- **Required work**: Which lines below contain "username"? Copy every one of them.

+ + +

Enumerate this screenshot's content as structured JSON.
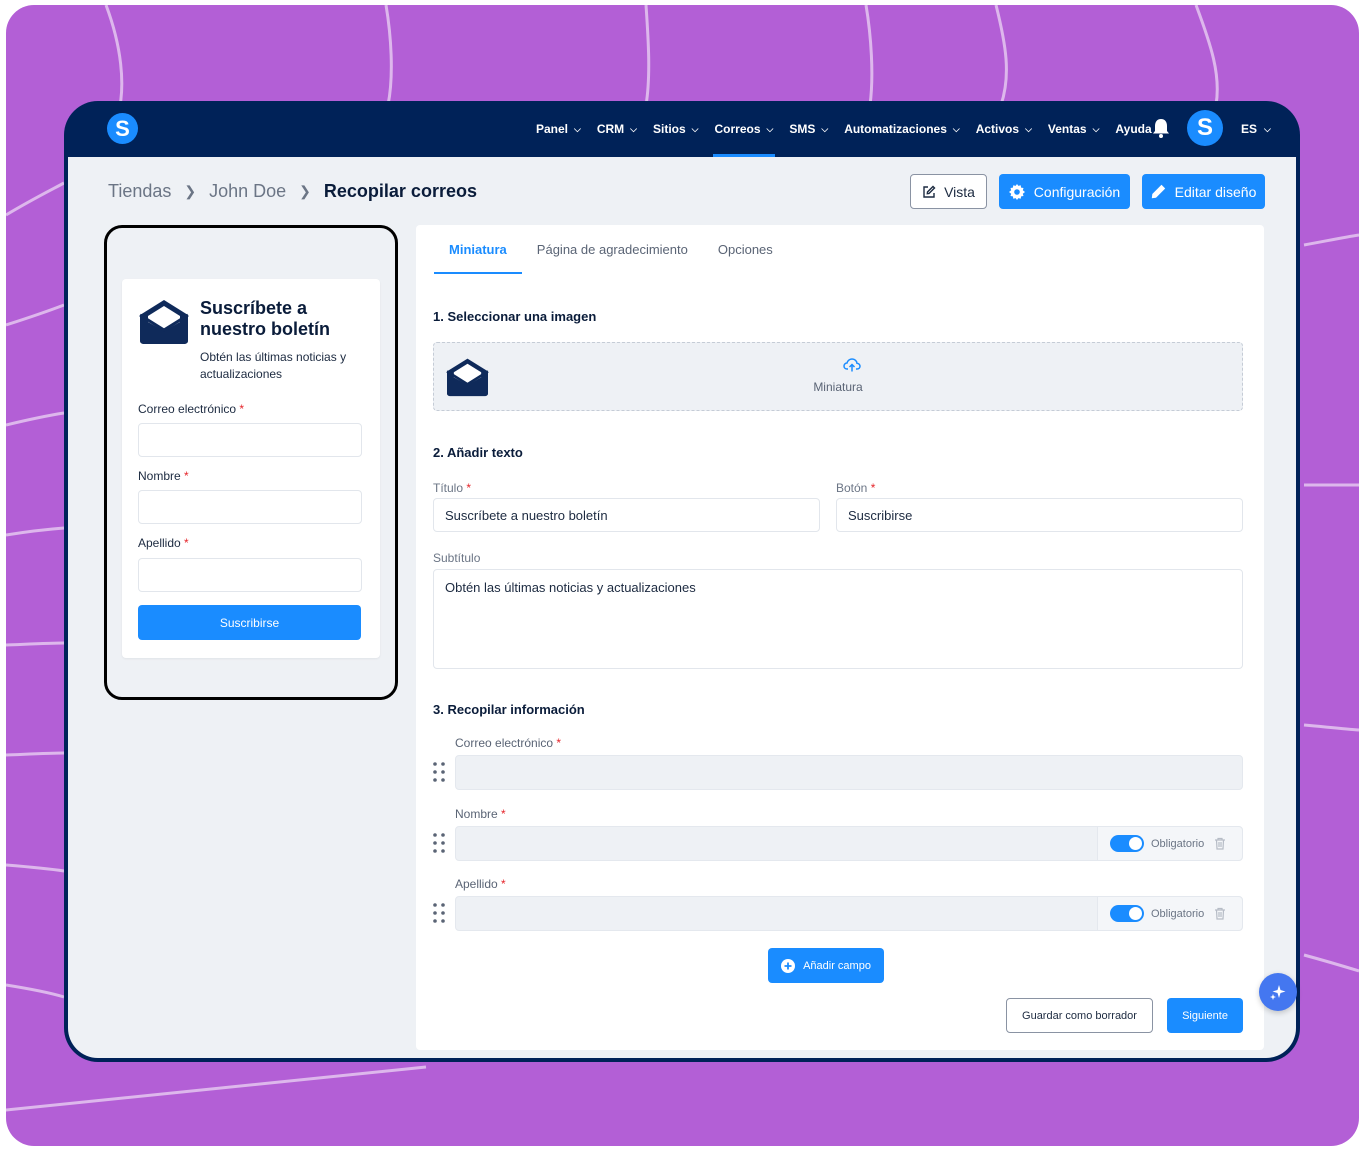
{
  "colors": {
    "background": "#b35fd6",
    "nav": "#002258",
    "accent": "#1a8cff",
    "required": "#e5252a"
  },
  "nav": {
    "logo": "S",
    "items": [
      {
        "label": "Panel",
        "has_menu": true
      },
      {
        "label": "CRM",
        "has_menu": true
      },
      {
        "label": "Sitios",
        "has_menu": true
      },
      {
        "label": "Correos",
        "has_menu": true,
        "active": true
      },
      {
        "label": "SMS",
        "has_menu": true
      },
      {
        "label": "Automatizaciones",
        "has_menu": true
      },
      {
        "label": "Activos",
        "has_menu": true
      },
      {
        "label": "Ventas",
        "has_menu": true
      },
      {
        "label": "Ayuda",
        "has_menu": false
      }
    ],
    "bell_icon": "bell-icon",
    "avatar": "S",
    "language": "ES"
  },
  "breadcrumb": {
    "items": [
      "Tiendas",
      "John Doe"
    ],
    "current": "Recopilar correos"
  },
  "actions": {
    "view": "Vista",
    "settings": "Configuración",
    "edit_design": "Editar diseño"
  },
  "preview": {
    "title": "Suscríbete a nuestro boletín",
    "subtitle": "Obtén las últimas noticias y actualizaciones",
    "fields": [
      {
        "label": "Correo electrónico",
        "required": "*"
      },
      {
        "label": "Nombre",
        "required": "*"
      },
      {
        "label": "Apellido",
        "required": "*"
      }
    ],
    "button": "Suscribirse"
  },
  "tabs": [
    {
      "label": "Miniatura",
      "active": true
    },
    {
      "label": "Página de agradecimiento"
    },
    {
      "label": "Opciones"
    }
  ],
  "section_image": {
    "title": "1. Seleccionar una imagen",
    "upload_label": "Miniatura"
  },
  "section_text": {
    "title": "2. Añadir texto",
    "title_label": "Título",
    "title_value": "Suscríbete a nuestro boletín",
    "button_label": "Botón",
    "button_value": "Suscribirse",
    "subtitle_label": "Subtítulo",
    "subtitle_value": "Obtén las últimas noticias y actualizaciones",
    "required": "*"
  },
  "section_collect": {
    "title": "3. Recopilar información",
    "fields": [
      {
        "label": "Correo electrónico",
        "required": "*"
      },
      {
        "label": "Nombre",
        "required": "*",
        "toggle": "Obligatorio",
        "toggle_on": true
      },
      {
        "label": "Apellido",
        "required": "*",
        "toggle": "Obligatorio",
        "toggle_on": true
      }
    ],
    "add_field": "Añadir campo"
  },
  "footer": {
    "save_draft": "Guardar como borrador",
    "next": "Siguiente"
  }
}
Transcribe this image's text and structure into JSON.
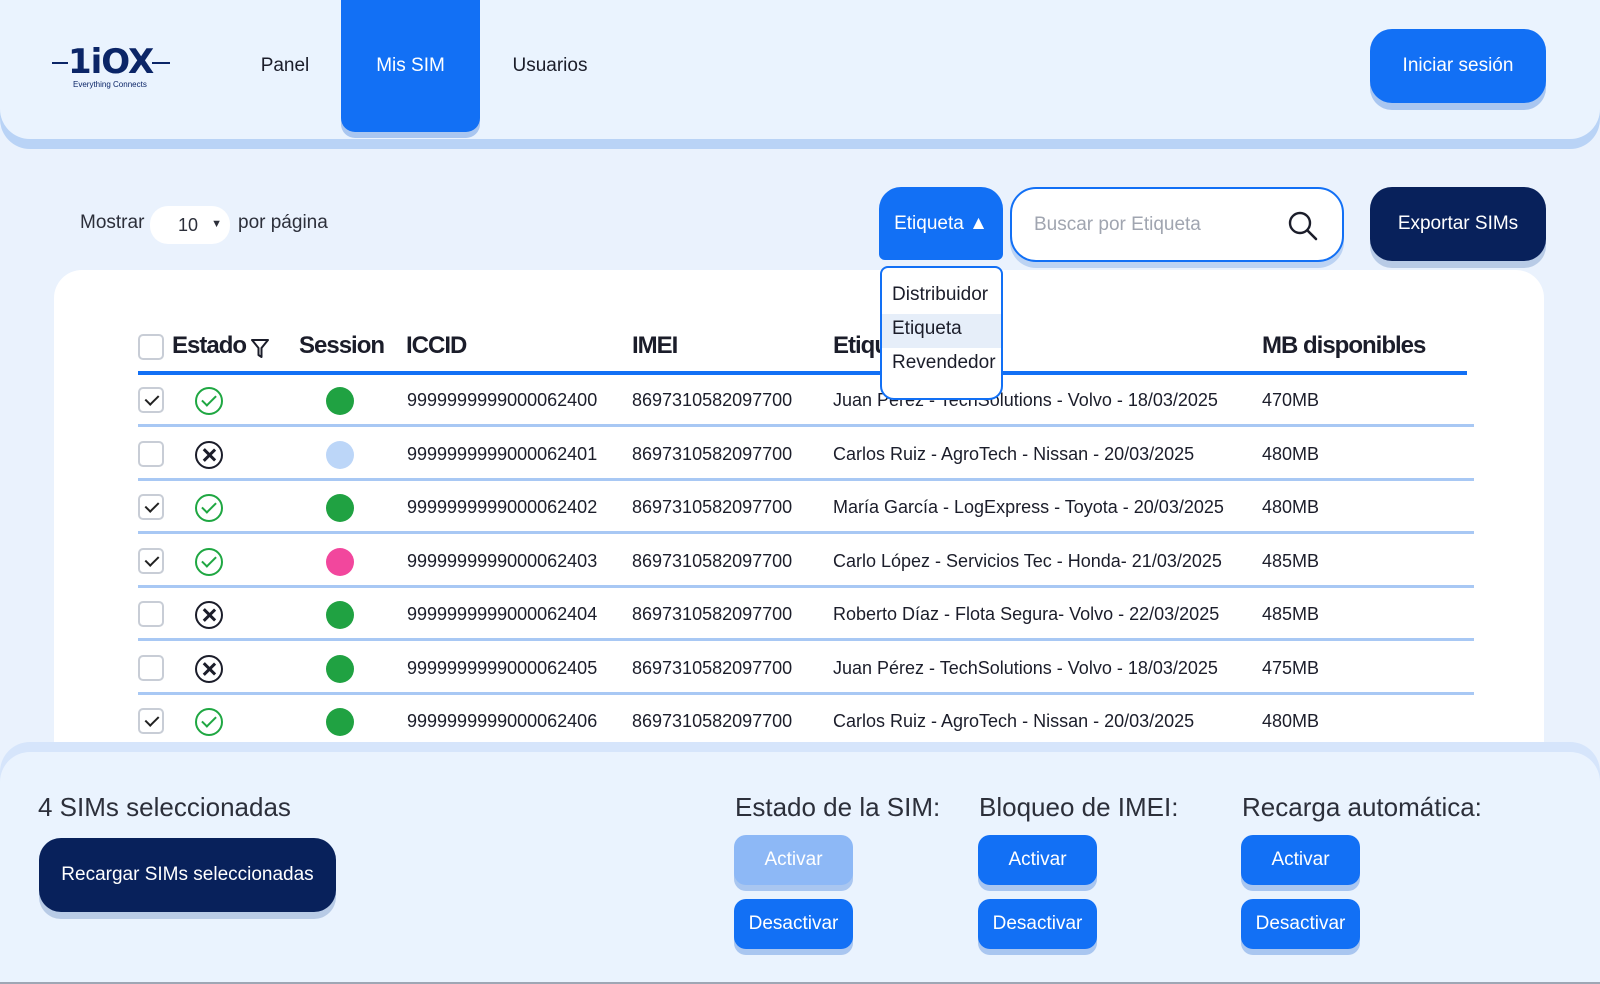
{
  "brand": {
    "logo_text": "1iOX",
    "tagline": "Everything Connects"
  },
  "nav": {
    "items": [
      {
        "label": "Panel"
      },
      {
        "label": "Mis SIM"
      },
      {
        "label": "Usuarios"
      }
    ],
    "active": "Mis SIM",
    "login_label": "Iniciar sesión"
  },
  "toolbar": {
    "show_label": "Mostrar",
    "per_page_value": "10",
    "per_page_label": "por página",
    "filter_label": "Etiqueta ▲",
    "search_placeholder": "Buscar por Etiqueta",
    "export_label": "Exportar SIMs"
  },
  "dropdown": {
    "options": [
      "Distribuidor",
      "Etiqueta",
      "Revendedor"
    ],
    "selected": "Etiqueta"
  },
  "table": {
    "headers": {
      "estado": "Estado",
      "session": "Session",
      "iccid": "ICCID",
      "imei": "IMEI",
      "etiqueta": "Etiqueta",
      "mb": "MB disponibles"
    },
    "rows": [
      {
        "checked": true,
        "status": "ok",
        "session_color": "#20a242",
        "iccid": "9999999999000062400",
        "imei": "8697310582097700",
        "tag": "Juan Pérez - TechSolutions - Volvo - 18/03/2025",
        "mb": "470MB"
      },
      {
        "checked": false,
        "status": "no",
        "session_color": "#bcd6f8",
        "iccid": "9999999999000062401",
        "imei": "8697310582097700",
        "tag": "Carlos Ruiz - AgroTech -     Nissan   - 20/03/2025",
        "mb": "480MB"
      },
      {
        "checked": true,
        "status": "ok",
        "session_color": "#20a242",
        "iccid": "9999999999000062402",
        "imei": "8697310582097700",
        "tag": "María García - LogExpress - Toyota - 20/03/2025",
        "mb": "480MB"
      },
      {
        "checked": true,
        "status": "ok",
        "session_color": "#f2479d",
        "iccid": "9999999999000062403",
        "imei": "8697310582097700",
        "tag": "Carlo López - Servicios Tec - Honda- 21/03/2025",
        "mb": "485MB"
      },
      {
        "checked": false,
        "status": "no",
        "session_color": "#20a242",
        "iccid": "9999999999000062404",
        "imei": "8697310582097700",
        "tag": "Roberto Díaz - Flota Segura- Volvo - 22/03/2025",
        "mb": "485MB"
      },
      {
        "checked": false,
        "status": "no",
        "session_color": "#20a242",
        "iccid": "9999999999000062405",
        "imei": "8697310582097700",
        "tag": "Juan Pérez - TechSolutions - Volvo - 18/03/2025",
        "mb": "475MB"
      },
      {
        "checked": true,
        "status": "ok",
        "session_color": "#20a242",
        "iccid": "9999999999000062406",
        "imei": "8697310582097700",
        "tag": "Carlos Ruiz - AgroTech -     Nissan   - 20/03/2025",
        "mb": "480MB"
      }
    ]
  },
  "bottom": {
    "selected_count": "4 SIMs seleccionadas",
    "recharge_label": "Recargar SIMs seleccionadas",
    "groups": [
      {
        "title": "Estado de la SIM:",
        "activate": "Activar",
        "deactivate": "Desactivar",
        "activate_disabled": true
      },
      {
        "title": "Bloqueo de IMEI:",
        "activate": "Activar",
        "deactivate": "Desactivar",
        "activate_disabled": false
      },
      {
        "title": "Recarga automática:",
        "activate": "Activar",
        "deactivate": "Desactivar",
        "activate_disabled": false
      }
    ]
  },
  "colors": {
    "primary": "#1270f5",
    "navy": "#08215b",
    "background": "#eaf2fd",
    "ok": "#1fa742"
  }
}
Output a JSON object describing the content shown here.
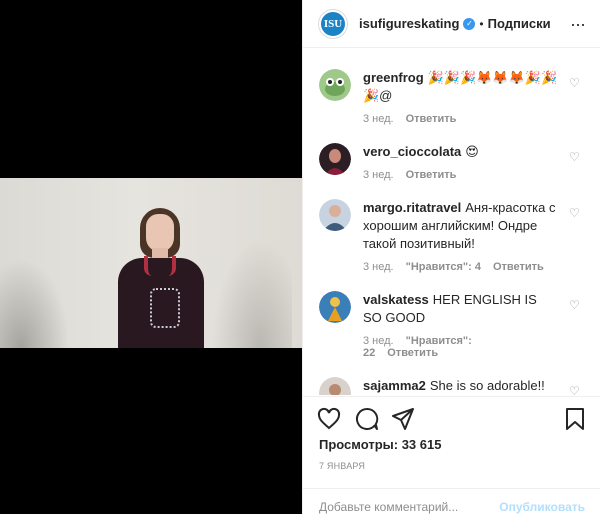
{
  "post": {
    "owner": "isufigureskating",
    "dot": "•",
    "follow": "Подписки",
    "logo_text": "ISU"
  },
  "comments": [
    {
      "username": "greenfrog",
      "text": "🎉🎉🎉🦊🦊🦊🎉🎉🎉@",
      "time": "3 нед.",
      "likes": "",
      "reply": "Ответить"
    },
    {
      "username": "vero_cioccolata",
      "text": "😍",
      "time": "3 нед.",
      "likes": "",
      "reply": "Ответить"
    },
    {
      "username": "margo.ritatravel",
      "text": "Аня-красотка с хорошим английским! Ондре такой позитивный!",
      "time": "3 нед.",
      "likes": "\"Нравится\": 4",
      "reply": "Ответить"
    },
    {
      "username": "valskatess",
      "text": "HER ENGLISH IS SO GOOD",
      "time": "3 нед.",
      "likes": "\"Нравится\": 22",
      "reply": "Ответить"
    },
    {
      "username": "sajamma2",
      "text": "She is so adorable!! big",
      "time": "",
      "likes": "",
      "reply": ""
    }
  ],
  "stats": {
    "views": "Просмотры: 33 615",
    "date": "7 ЯНВАРЯ"
  },
  "composer": {
    "placeholder": "Добавьте комментарий...",
    "publish": "Опубликовать"
  },
  "colors": {
    "verified": "#3897f0",
    "isu_blue": "#1a83c6",
    "publish_disabled": "#b2dffc"
  }
}
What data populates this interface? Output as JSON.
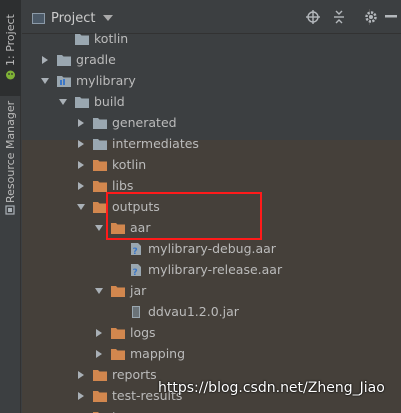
{
  "sidebar": {
    "project_tab": "1: Project",
    "resource_tab": "Resource Manager"
  },
  "header": {
    "title": "Project",
    "buttons": [
      "target-icon",
      "collapse-icon",
      "gear-icon",
      "hide-icon"
    ]
  },
  "tree": [
    {
      "name": "kotlin",
      "level": 2,
      "arrow": "none",
      "icon": "folder-gray"
    },
    {
      "name": "gradle",
      "level": 1,
      "arrow": "right",
      "icon": "folder-gray"
    },
    {
      "name": "mylibrary",
      "level": 1,
      "arrow": "down",
      "icon": "folder-module"
    },
    {
      "name": "build",
      "level": 2,
      "arrow": "down",
      "icon": "folder-gray"
    },
    {
      "name": "generated",
      "level": 3,
      "arrow": "right",
      "icon": "folder-gray"
    },
    {
      "name": "intermediates",
      "level": 3,
      "arrow": "right",
      "icon": "folder-gray"
    },
    {
      "name": "kotlin",
      "level": 3,
      "arrow": "right",
      "icon": "folder-orange"
    },
    {
      "name": "libs",
      "level": 3,
      "arrow": "right",
      "icon": "folder-orange"
    },
    {
      "name": "outputs",
      "level": 3,
      "arrow": "down",
      "icon": "folder-orange"
    },
    {
      "name": "aar",
      "level": 4,
      "arrow": "down",
      "icon": "folder-orange"
    },
    {
      "name": "mylibrary-debug.aar",
      "level": 5,
      "arrow": "none",
      "icon": "file-unknown"
    },
    {
      "name": "mylibrary-release.aar",
      "level": 5,
      "arrow": "none",
      "icon": "file-unknown"
    },
    {
      "name": "jar",
      "level": 4,
      "arrow": "down",
      "icon": "folder-orange"
    },
    {
      "name": "ddvau1.2.0.jar",
      "level": 5,
      "arrow": "none",
      "icon": "file-jar"
    },
    {
      "name": "logs",
      "level": 4,
      "arrow": "right",
      "icon": "folder-orange"
    },
    {
      "name": "mapping",
      "level": 4,
      "arrow": "right",
      "icon": "folder-orange"
    },
    {
      "name": "reports",
      "level": 3,
      "arrow": "right",
      "icon": "folder-orange"
    },
    {
      "name": "test-results",
      "level": 3,
      "arrow": "right",
      "icon": "folder-orange"
    },
    {
      "name": "tmp",
      "level": 3,
      "arrow": "right",
      "icon": "folder-orange"
    }
  ],
  "watermark": "https://blog.csdn.net/Zheng_Jiao",
  "colors": {
    "panel_bg": "#3c3f41",
    "excluded_bg": "#45403a",
    "highlight_border": "#ff1a1a",
    "folder_gray": "#9aa7b0",
    "folder_orange": "#d2874e"
  }
}
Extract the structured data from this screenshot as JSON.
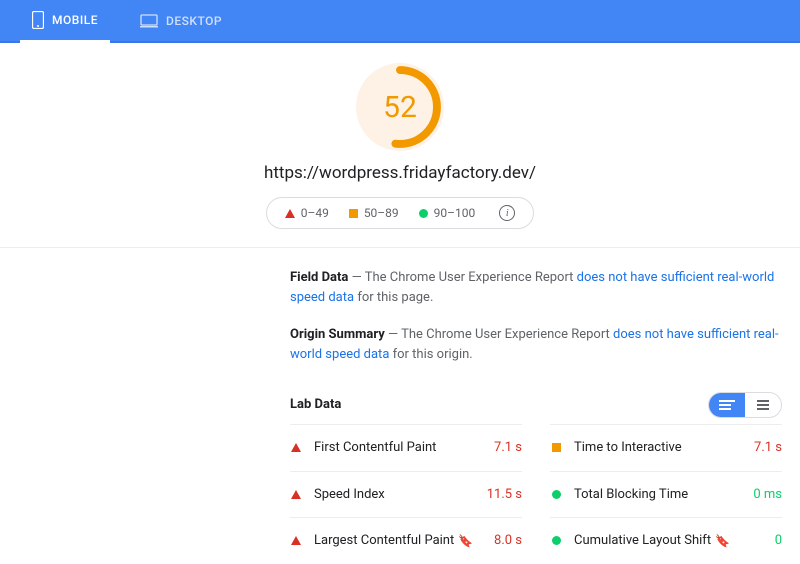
{
  "tabs": {
    "mobile": "MOBILE",
    "desktop": "DESKTOP"
  },
  "score": 52,
  "url": "https://wordpress.fridayfactory.dev/",
  "legend": {
    "poor": "0–49",
    "avg": "50–89",
    "good": "90–100"
  },
  "field_data": {
    "label": "Field Data",
    "pre": "  —  The Chrome User Experience Report ",
    "link": "does not have sufficient real-world speed data",
    "post": " for this page."
  },
  "origin_summary": {
    "label": "Origin Summary",
    "pre": "  —  The Chrome User Experience Report ",
    "link": "does not have sufficient real-world speed data",
    "post": " for this origin."
  },
  "lab_data_label": "Lab Data",
  "metrics": {
    "fcp": {
      "name": "First Contentful Paint",
      "value": "7.1 s"
    },
    "si": {
      "name": "Speed Index",
      "value": "11.5 s"
    },
    "lcp": {
      "name": "Largest Contentful Paint",
      "value": "8.0 s"
    },
    "tti": {
      "name": "Time to Interactive",
      "value": "7.1 s"
    },
    "tbt": {
      "name": "Total Blocking Time",
      "value": "0 ms"
    },
    "cls": {
      "name": "Cumulative Layout Shift",
      "value": "0"
    }
  }
}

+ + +

- **Response below**:
      "username": "greenfrog",
      "username": "vero_cioccolata",
      "username": "margo.ritatravel",
      "username": "valskatess",
      "username": "sajamma2",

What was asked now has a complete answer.